Really, there is nothing wrong with money. The problem becomes what to do with your cash when faced with a global credit crisis. Canadian mining companies are struggling to reassure their shareholders that all is not lost, despite delays in the repayment of asset-backed commercial paper (ABCP) loans.
The root of the problem is the U.S. housing market. So how do U.S. homeowners trigger a global credit crisis that hits even Canadian mining companies? The explanation is longish, but I'll try to be succinct.
Until a year ago the U.S. economy was booming along, driven by consumer spending. Much of the spending was fuelled by home loans. Mortgage lenders expanded their holdings in the subprime sector. "Subprime" in this context means loans carrying higher interest rates made to individuals with less-than-ideal credit histories.
With the promise of real property behind them, these mortgages became ABCP. They are used as short-term investments by companies needing to withdraw cash as they spend it, for example, on mine developments. ABCP carries a small premium on the interest rate for depositors.
But the U.S. housing market began to unravel, thanks in part to defaults on subprime mortgages. Lenders have been accused of luring homeowners into taking such loans by offering "teaser" rates. The interest rates are artificially low at the beginning of the term, but rise, often steeply, at a point in the future.
Some subprime borrowers found the increased payments too much to handle and walked away from their homes. House prices fell as inventory rose. Lenders found that in many cases the value of the mortgage they had made outstripped the value of the house. Thus, the growth of the U.S. economy based on consumer spending could not be sustained.
What no one realized until a couple weeks ago was the extent of investors' exposure to the subprime market. ABCP had been rolled into what are called collateralized debt obligations, and the CDOs became in turn part of other investment packages sold around the world.

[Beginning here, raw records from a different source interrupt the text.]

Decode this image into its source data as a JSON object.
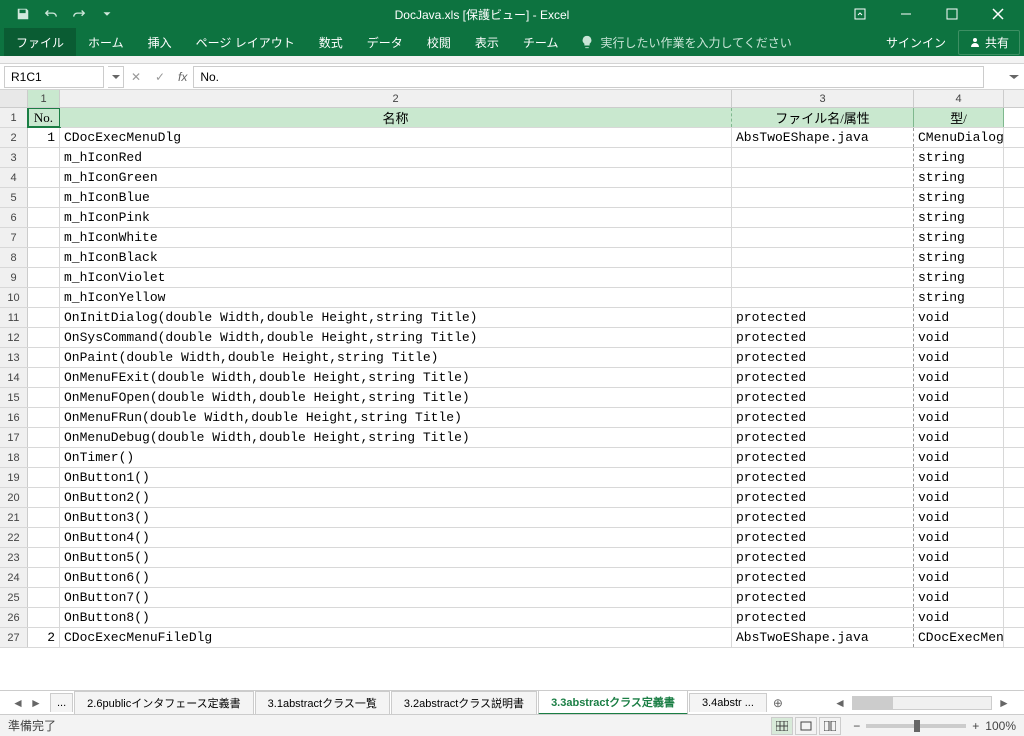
{
  "title": "DocJava.xls  [保護ビュー] - Excel",
  "ribbon": {
    "file": "ファイル",
    "home": "ホーム",
    "insert": "挿入",
    "layout": "ページ レイアウト",
    "formulas": "数式",
    "data": "データ",
    "review": "校閲",
    "view": "表示",
    "team": "チーム",
    "tell": "実行したい作業を入力してください",
    "signin": "サインイン",
    "share": "共有"
  },
  "namebox": "R1C1",
  "formula": "No.",
  "colHeaders": [
    "1",
    "2",
    "3",
    "4"
  ],
  "headerRow": {
    "no": "No.",
    "name": "名称",
    "file": "ファイル名/属性",
    "type": "型/"
  },
  "rows": [
    {
      "no": "1",
      "name": "CDocExecMenuDlg",
      "file": "AbsTwoEShape.java",
      "type": "CMenuDialog"
    },
    {
      "no": "",
      "name": "m_hIconRed",
      "file": "",
      "type": "string"
    },
    {
      "no": "",
      "name": "m_hIconGreen",
      "file": "",
      "type": "string"
    },
    {
      "no": "",
      "name": "m_hIconBlue",
      "file": "",
      "type": "string"
    },
    {
      "no": "",
      "name": "m_hIconPink",
      "file": "",
      "type": "string"
    },
    {
      "no": "",
      "name": "m_hIconWhite",
      "file": "",
      "type": "string"
    },
    {
      "no": "",
      "name": "m_hIconBlack",
      "file": "",
      "type": "string"
    },
    {
      "no": "",
      "name": "m_hIconViolet",
      "file": "",
      "type": "string"
    },
    {
      "no": "",
      "name": "m_hIconYellow",
      "file": "",
      "type": "string"
    },
    {
      "no": "",
      "name": "OnInitDialog(double Width,double Height,string Title)",
      "file": "protected",
      "type": "void"
    },
    {
      "no": "",
      "name": "OnSysCommand(double Width,double Height,string Title)",
      "file": "protected",
      "type": "void"
    },
    {
      "no": "",
      "name": "OnPaint(double Width,double Height,string Title)",
      "file": "protected",
      "type": "void"
    },
    {
      "no": "",
      "name": "OnMenuFExit(double Width,double Height,string Title)",
      "file": "protected",
      "type": "void"
    },
    {
      "no": "",
      "name": "OnMenuFOpen(double Width,double Height,string Title)",
      "file": "protected",
      "type": "void"
    },
    {
      "no": "",
      "name": "OnMenuFRun(double Width,double Height,string Title)",
      "file": "protected",
      "type": "void"
    },
    {
      "no": "",
      "name": "OnMenuDebug(double Width,double Height,string Title)",
      "file": "protected",
      "type": "void"
    },
    {
      "no": "",
      "name": "OnTimer()",
      "file": "protected",
      "type": "void"
    },
    {
      "no": "",
      "name": "OnButton1()",
      "file": "protected",
      "type": "void"
    },
    {
      "no": "",
      "name": "OnButton2()",
      "file": "protected",
      "type": "void"
    },
    {
      "no": "",
      "name": "OnButton3()",
      "file": "protected",
      "type": "void"
    },
    {
      "no": "",
      "name": "OnButton4()",
      "file": "protected",
      "type": "void"
    },
    {
      "no": "",
      "name": "OnButton5()",
      "file": "protected",
      "type": "void"
    },
    {
      "no": "",
      "name": "OnButton6()",
      "file": "protected",
      "type": "void"
    },
    {
      "no": "",
      "name": "OnButton7()",
      "file": "protected",
      "type": "void"
    },
    {
      "no": "",
      "name": "OnButton8()",
      "file": "protected",
      "type": "void"
    },
    {
      "no": "2",
      "name": "CDocExecMenuFileDlg",
      "file": "AbsTwoEShape.java",
      "type": "CDocExecMen"
    }
  ],
  "sheets": {
    "ell1": "...",
    "t1": "2.6publicインタフェース定義書",
    "t2": "3.1abstractクラス一覧",
    "t3": "3.2abstractクラス説明書",
    "active": "3.3abstractクラス定義書",
    "t5": "3.4abstr ...",
    "ell2": "..."
  },
  "status": {
    "ready": "準備完了",
    "zoom": "100%"
  }
}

On a pessimistic day, economists say there was US$1 trillion worth of exposure to these types of investments. More optimistic souls use a figure of US$120 billion for the ABCP market. Therein lies one of the major sources of recent market volatility: The Unknown. What is the full extent of the global economy's exposure to these high-risk debt obligations?
The slowdown in the U.S. economy was magnified as investors lowered their tolerance for risk. Mineral producers have turned high commodity prices into money-raising opportunities in the markets, and are enjoying the experience. Recently, my inbox has offered up three or four failed attempts by smaller Canadian mining companies. These come under headings such as "flow-through share offer withdrawn" or "private placement undersubscribed". I'm not saying that money is drying up for mineral exploration and development, merely that this sort of news is indicative of inventors' lower risk tolerance.
The current crisis was triggered as it became known that some of the ABCP underwriters were delaying payout of the deposits. That sent the share prices plummeting of Canadian mining companies with large amounts of cash invested in ABCP. They have since recovered most of their value, but the dip provided buying opportunities for sophisticated investors.
The ABCP deposits are being paid out. A late payment is not the same as no payment. Mines will be built and the global financial markets will weather the storm.
CMJ readers should refer to the website of any company they are interested in. Many are disclosing their exposure or lack of exposure to ABCP in press releases. In looking at the figures, our readers should consider not only the dollar amount of these deposits but calculate the percentage of total cash they represent or compare the figures to total capitalization. Additional inquiries may be made through a company's investor relations contact.